It was such a hit that he ditched his job as a finance manager at JP Morgan in 2007 to manage the website full-time.
Weirdness has its merits.

Saturday, January 31, 2009

In Search Of The Best Pho


It might seem like nothing much doing, but I am interested in finding the best pho in Sydney. That's right. If you'd asked me 10 years ago, I would have said, 'Pasteur' on George Street. It might still be the case, but there are some good ones out on Cabramatta way. 
Still, Cabramatta is a long way to go, just for a good pho, so I've been digging around a bit. 

The benchmark pho, I think is at Xiclo. They have a shop in town and in Chatswood and Hay Market. It comes with a good soup, with good basil and meats. It's important they come with the obligatory sundry combination of meats, otherwise it's not a proper pho.
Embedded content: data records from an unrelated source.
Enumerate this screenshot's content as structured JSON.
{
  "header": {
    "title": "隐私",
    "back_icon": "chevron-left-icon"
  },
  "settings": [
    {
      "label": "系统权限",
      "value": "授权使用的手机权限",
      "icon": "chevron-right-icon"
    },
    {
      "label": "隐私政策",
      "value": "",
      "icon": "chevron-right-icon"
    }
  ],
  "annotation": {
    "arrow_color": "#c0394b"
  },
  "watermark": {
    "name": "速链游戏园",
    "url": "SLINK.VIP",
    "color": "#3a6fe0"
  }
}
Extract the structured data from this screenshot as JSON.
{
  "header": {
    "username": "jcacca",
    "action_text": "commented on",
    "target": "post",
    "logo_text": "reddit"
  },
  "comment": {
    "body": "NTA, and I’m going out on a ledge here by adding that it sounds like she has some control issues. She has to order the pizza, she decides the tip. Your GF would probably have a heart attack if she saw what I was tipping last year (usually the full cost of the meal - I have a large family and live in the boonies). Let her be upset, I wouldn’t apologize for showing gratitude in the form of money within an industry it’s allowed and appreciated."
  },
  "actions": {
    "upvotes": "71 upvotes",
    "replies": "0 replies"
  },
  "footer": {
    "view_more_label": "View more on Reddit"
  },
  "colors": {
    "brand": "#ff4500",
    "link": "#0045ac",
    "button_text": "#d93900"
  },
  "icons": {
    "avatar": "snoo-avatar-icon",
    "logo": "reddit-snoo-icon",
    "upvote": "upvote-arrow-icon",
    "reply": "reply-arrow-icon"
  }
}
The beef comes with 2 different cuts, cuts of beef balls, some tendon and tripe. It's pretty good even with a $11 price tag. You can get good laksa for that price, but you can also get some awful soups for that price too. 
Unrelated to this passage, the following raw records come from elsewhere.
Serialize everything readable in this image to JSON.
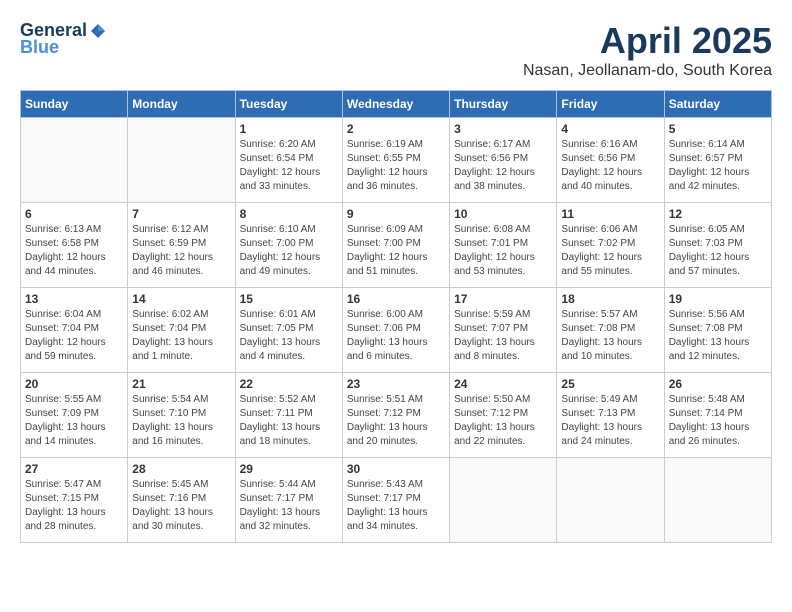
{
  "header": {
    "logo_general": "General",
    "logo_blue": "Blue",
    "month_title": "April 2025",
    "location": "Nasan, Jeollanam-do, South Korea"
  },
  "weekdays": [
    "Sunday",
    "Monday",
    "Tuesday",
    "Wednesday",
    "Thursday",
    "Friday",
    "Saturday"
  ],
  "weeks": [
    [
      {
        "day": "",
        "info": ""
      },
      {
        "day": "",
        "info": ""
      },
      {
        "day": "1",
        "info": "Sunrise: 6:20 AM\nSunset: 6:54 PM\nDaylight: 12 hours\nand 33 minutes."
      },
      {
        "day": "2",
        "info": "Sunrise: 6:19 AM\nSunset: 6:55 PM\nDaylight: 12 hours\nand 36 minutes."
      },
      {
        "day": "3",
        "info": "Sunrise: 6:17 AM\nSunset: 6:56 PM\nDaylight: 12 hours\nand 38 minutes."
      },
      {
        "day": "4",
        "info": "Sunrise: 6:16 AM\nSunset: 6:56 PM\nDaylight: 12 hours\nand 40 minutes."
      },
      {
        "day": "5",
        "info": "Sunrise: 6:14 AM\nSunset: 6:57 PM\nDaylight: 12 hours\nand 42 minutes."
      }
    ],
    [
      {
        "day": "6",
        "info": "Sunrise: 6:13 AM\nSunset: 6:58 PM\nDaylight: 12 hours\nand 44 minutes."
      },
      {
        "day": "7",
        "info": "Sunrise: 6:12 AM\nSunset: 6:59 PM\nDaylight: 12 hours\nand 46 minutes."
      },
      {
        "day": "8",
        "info": "Sunrise: 6:10 AM\nSunset: 7:00 PM\nDaylight: 12 hours\nand 49 minutes."
      },
      {
        "day": "9",
        "info": "Sunrise: 6:09 AM\nSunset: 7:00 PM\nDaylight: 12 hours\nand 51 minutes."
      },
      {
        "day": "10",
        "info": "Sunrise: 6:08 AM\nSunset: 7:01 PM\nDaylight: 12 hours\nand 53 minutes."
      },
      {
        "day": "11",
        "info": "Sunrise: 6:06 AM\nSunset: 7:02 PM\nDaylight: 12 hours\nand 55 minutes."
      },
      {
        "day": "12",
        "info": "Sunrise: 6:05 AM\nSunset: 7:03 PM\nDaylight: 12 hours\nand 57 minutes."
      }
    ],
    [
      {
        "day": "13",
        "info": "Sunrise: 6:04 AM\nSunset: 7:04 PM\nDaylight: 12 hours\nand 59 minutes."
      },
      {
        "day": "14",
        "info": "Sunrise: 6:02 AM\nSunset: 7:04 PM\nDaylight: 13 hours\nand 1 minute."
      },
      {
        "day": "15",
        "info": "Sunrise: 6:01 AM\nSunset: 7:05 PM\nDaylight: 13 hours\nand 4 minutes."
      },
      {
        "day": "16",
        "info": "Sunrise: 6:00 AM\nSunset: 7:06 PM\nDaylight: 13 hours\nand 6 minutes."
      },
      {
        "day": "17",
        "info": "Sunrise: 5:59 AM\nSunset: 7:07 PM\nDaylight: 13 hours\nand 8 minutes."
      },
      {
        "day": "18",
        "info": "Sunrise: 5:57 AM\nSunset: 7:08 PM\nDaylight: 13 hours\nand 10 minutes."
      },
      {
        "day": "19",
        "info": "Sunrise: 5:56 AM\nSunset: 7:08 PM\nDaylight: 13 hours\nand 12 minutes."
      }
    ],
    [
      {
        "day": "20",
        "info": "Sunrise: 5:55 AM\nSunset: 7:09 PM\nDaylight: 13 hours\nand 14 minutes."
      },
      {
        "day": "21",
        "info": "Sunrise: 5:54 AM\nSunset: 7:10 PM\nDaylight: 13 hours\nand 16 minutes."
      },
      {
        "day": "22",
        "info": "Sunrise: 5:52 AM\nSunset: 7:11 PM\nDaylight: 13 hours\nand 18 minutes."
      },
      {
        "day": "23",
        "info": "Sunrise: 5:51 AM\nSunset: 7:12 PM\nDaylight: 13 hours\nand 20 minutes."
      },
      {
        "day": "24",
        "info": "Sunrise: 5:50 AM\nSunset: 7:12 PM\nDaylight: 13 hours\nand 22 minutes."
      },
      {
        "day": "25",
        "info": "Sunrise: 5:49 AM\nSunset: 7:13 PM\nDaylight: 13 hours\nand 24 minutes."
      },
      {
        "day": "26",
        "info": "Sunrise: 5:48 AM\nSunset: 7:14 PM\nDaylight: 13 hours\nand 26 minutes."
      }
    ],
    [
      {
        "day": "27",
        "info": "Sunrise: 5:47 AM\nSunset: 7:15 PM\nDaylight: 13 hours\nand 28 minutes."
      },
      {
        "day": "28",
        "info": "Sunrise: 5:45 AM\nSunset: 7:16 PM\nDaylight: 13 hours\nand 30 minutes."
      },
      {
        "day": "29",
        "info": "Sunrise: 5:44 AM\nSunset: 7:17 PM\nDaylight: 13 hours\nand 32 minutes."
      },
      {
        "day": "30",
        "info": "Sunrise: 5:43 AM\nSunset: 7:17 PM\nDaylight: 13 hours\nand 34 minutes."
      },
      {
        "day": "",
        "info": ""
      },
      {
        "day": "",
        "info": ""
      },
      {
        "day": "",
        "info": ""
      }
    ]
  ]
}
Bertoni Cassalinga

Best Coffee In Sydney

If you believe Time Out magazine, then the best coffee in Sydney can be found at Bertoni's in Balmain. It's such a funky place that it doesn't have enough chairs for the scrum of people who rush to it on any given weekend. Verily, I like it too.

It's a formidable Long Black. The real reason I like going there though, is actually the thing you see behind it: the monster doughnut. It's a clincher. 

Monday, January 26, 2009

Thai Laksa

It's Hard To Find A Good One

Years ago when I was first introduced to Laksa soups, it was from a place that made this Malaysian style Laksa that just burnt hot chili marks into your innards. But it was great!

That place is now long gone.
Since then I've been ordering Laksas in the hope of finding something as good but I've failed. In the mean time, I've noticed the rise of the Thai Laksa, which is a kind of bastard soup noodle experience that is not quite the same dish but bears the same name.

Thai Laksa are largely less impressive than the Malaysian kind. However, I have found a great place in Crows Nest, not far from Bean Drinking. It's a place called Wok Noodle Bar. The Laksa there has a strong lemon-grassy tang and has a unique flavor. I think it's awesome.